When would I need an anterior cervical discectomy and fusion (ACDF)?
In between the bones of your neck are intervertebral discs, made of a gel-like substance, and surrounded by a thicker outer cover. This material allows the bones of the spine to move by creating a joint. If the thick outer cover tears, the inner gel like substance can squeeze out of the opening, similar to what would happen when you squeeze a jelly doughnut. This is what we call a herniated disc. This is usually associated with pain which may occur in the neck or back and may even go down your arm and we call this radiating, pain (Radiculopathy). If this occurs you may feel numbness, tingling, pain and even weakness in your arms or hands.
How is a minimally invasive anterior cervical discectomy and fusion performed?
An Anterior Cervical Discectomy and Fusion (ACDF) procedure is a type of cervical spine surgery from the front (anterior) of the neck (cervical) that often successfully addresses spinal symptoms.

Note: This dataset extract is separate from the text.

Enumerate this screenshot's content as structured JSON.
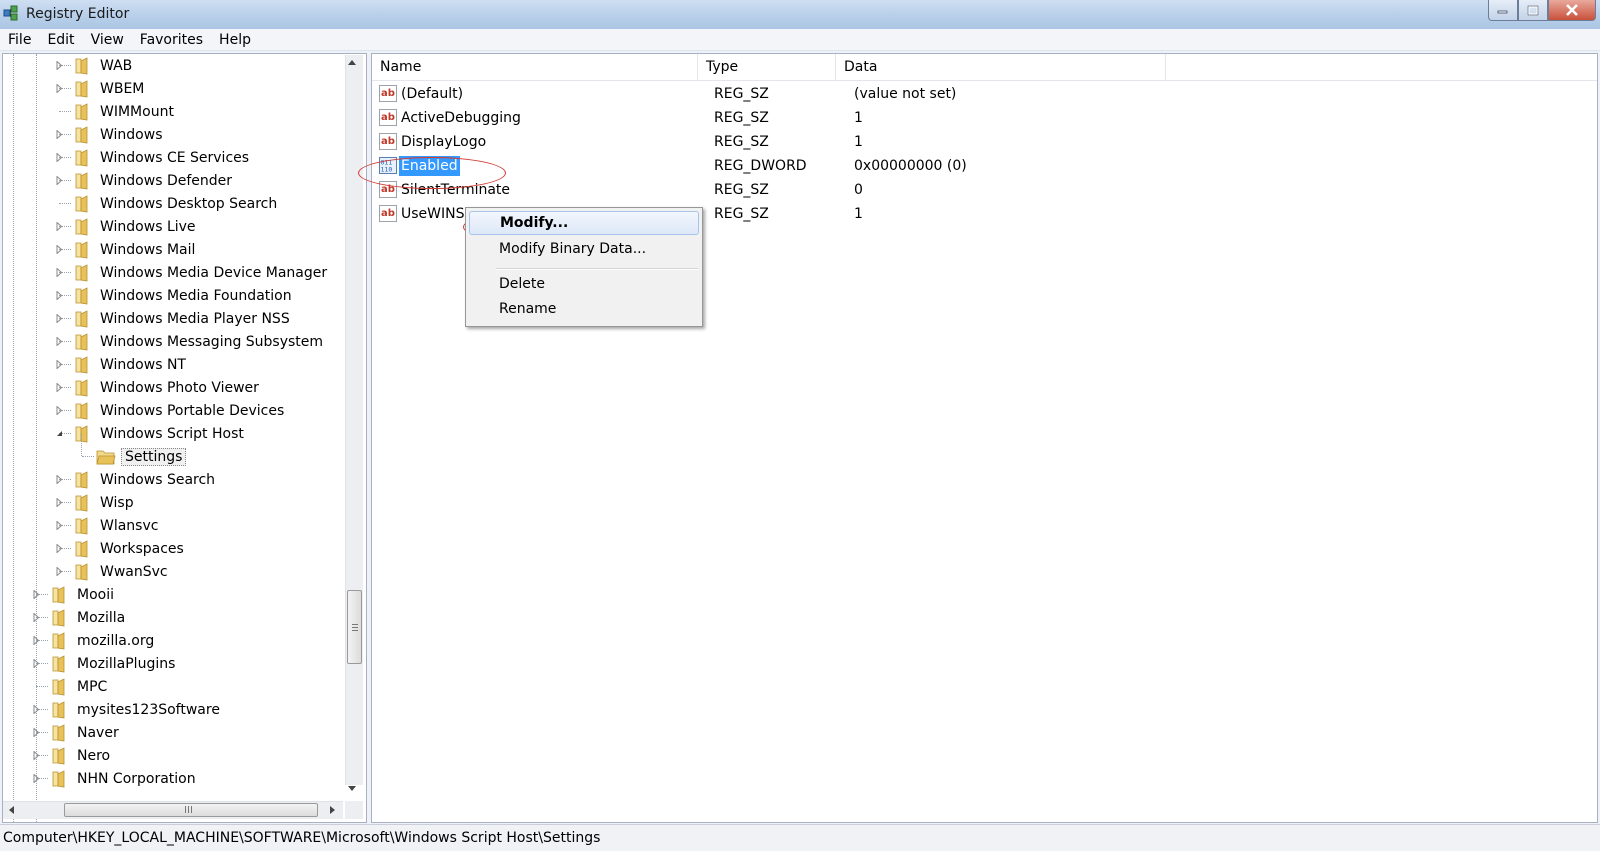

ACDF surgery is a very common procedure relative to overall spine surgeries and has a long and studied record of positive outcomes. ACDF surgery consists of removing the damaged disc and then growing bone between the vertebrae above and below. ACDF procedures may be performed with the use of an implant, such as a plate, to provide support until fusion occurs.
Anterior approaches, such as in ACDF procedures, involve less muscle stripping from the spine and allow good access to the discs at the front of the spine compared to a back (posterior) approach. It provides the physician with a clear and uncomplicated approach to the cervical spine, and patients tend to have less incisional pain from this approach.